Instead of craters, Voyager 1 found hundreds of volcanic calderas. Some of the volcanoes are active! Striking photos of actual eruptions with plumes 300 km high were sent back by both Voyagers (right) and by Galileo (bottom left image on this page) This may have been the most important single discovery of the Voyager missions; it was the first real proof that the interiors of other "terrestrial" bodies are actually hot and active.
The material erupting from Io's vents appears to be some form of sulfur or sulfur dioxide. The volcanic eruptions change rapidly. In just four months between the arrivals of Voyager 1 and Voyager 2 some of them stopped and others started up.
The deposits surrounding the vents also changed visibly.
The source of this geological activity is the tidal effect of Jupiter on Io as it orbits the giant planet. These tidal forces are so large that Io's surface is pulled upwards and downwards by hundreds of meters in each rotation. Just like bending a paper clip heats it, these tidal distortions keep much of the interior of Io in a molten state (perhaps mixed with iron sulfide)with a radius of at least 900 km.
Thus, Io is a thin crust (primarily of sulfur) sitting on a molten interior. It is this molten interior breaking through to the surface that produces the volcanoes of Io, and the spectacular surface appearance.
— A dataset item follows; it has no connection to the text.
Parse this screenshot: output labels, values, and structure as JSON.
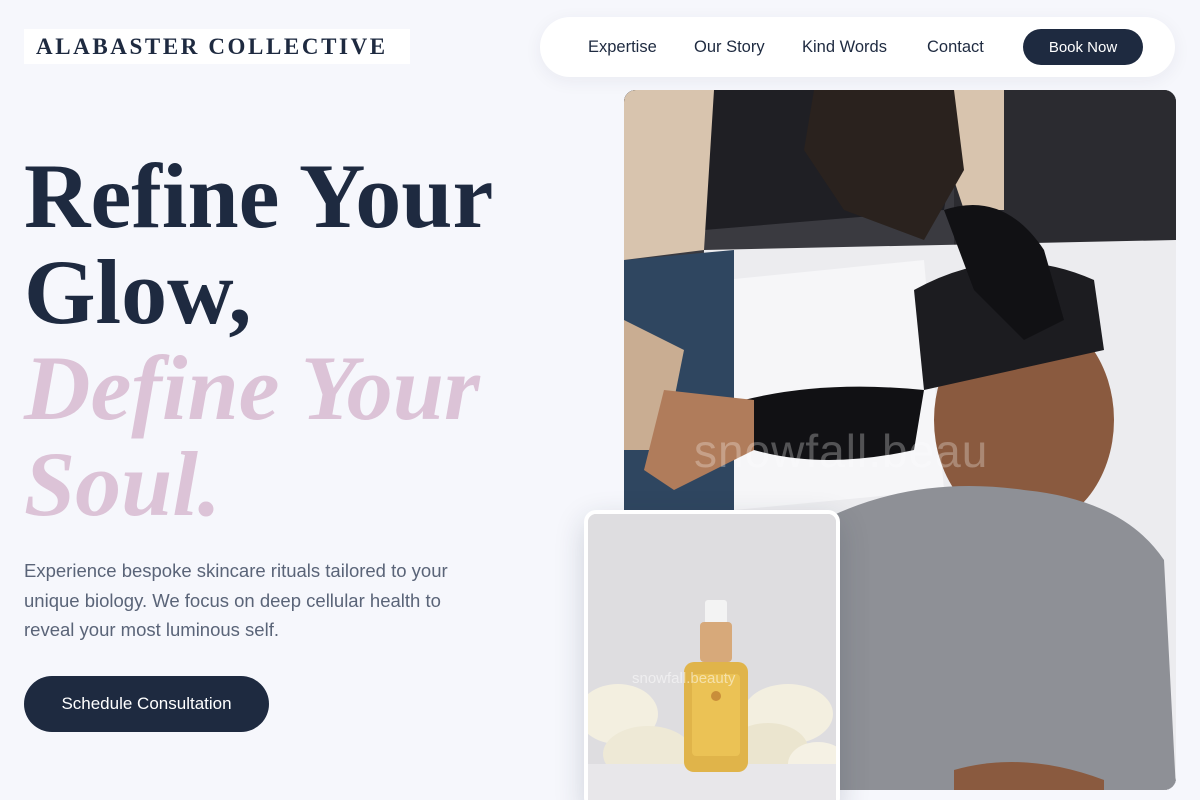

In contrast to most of the moons in the outer solar system, Io and Europa may be somewhat similar in bulk composition to the terrestrial planets.
Recent images taken with NASA's Infrared Telescope Facility on Mauna Kea, Hawaii show a new and very large eruption (right).
A large new feature near Ra Patera has also been seen by HST. Images from Galileo also show many changes from the time of Voyager's encounter. These observations confirm that Io's surface is very active indeed.
Some of the hottest spots on Io may reach temperatures as high as 2000 K though the average is much lower, about 130 K. These hot spots are the principal mechanism by which Io loses its heat.
The Io Torus and the Io Flux Tube
As we have already seen Io influences and is strongly influenced by Jupiter's magnetic field. The moon orbits within the field, and material ejected from its surface by volcanoes (and by the charged particle bombardment from the material already trapped in Jupiter's magnetic field) is a primary source of the charged particles in the Jovian magnetic field.
These particles (primarily sulfur and oxygen) have a high concentration in a doughnut shaped region surrounding Io's orbit called the Io Torus.
As Io moves around its orbit in the strong magnetic field of Jupiter and through this plasma torus, a huge electrical current is set up between Io and Jupiter in a cylinder of highly concentrated magnetic flux called the Io Flux Tube. The Flux Tube has a power output of about 2 trillion watts, comparable to the amount of all manmade power produced on Earth. It is responsible for bursts of radio frequency radiation long detected on Earth.
Io has a thin atmosphere composed of sulfur dioxide and perhaps some other gases.
Unlike the other Galilean satellites, Io has little or no water. This is probably because Jupiter was hot enough early in the evolution of the solar system to drive off the volatile elements in the vicinity of Io but not so hot to do so farther out.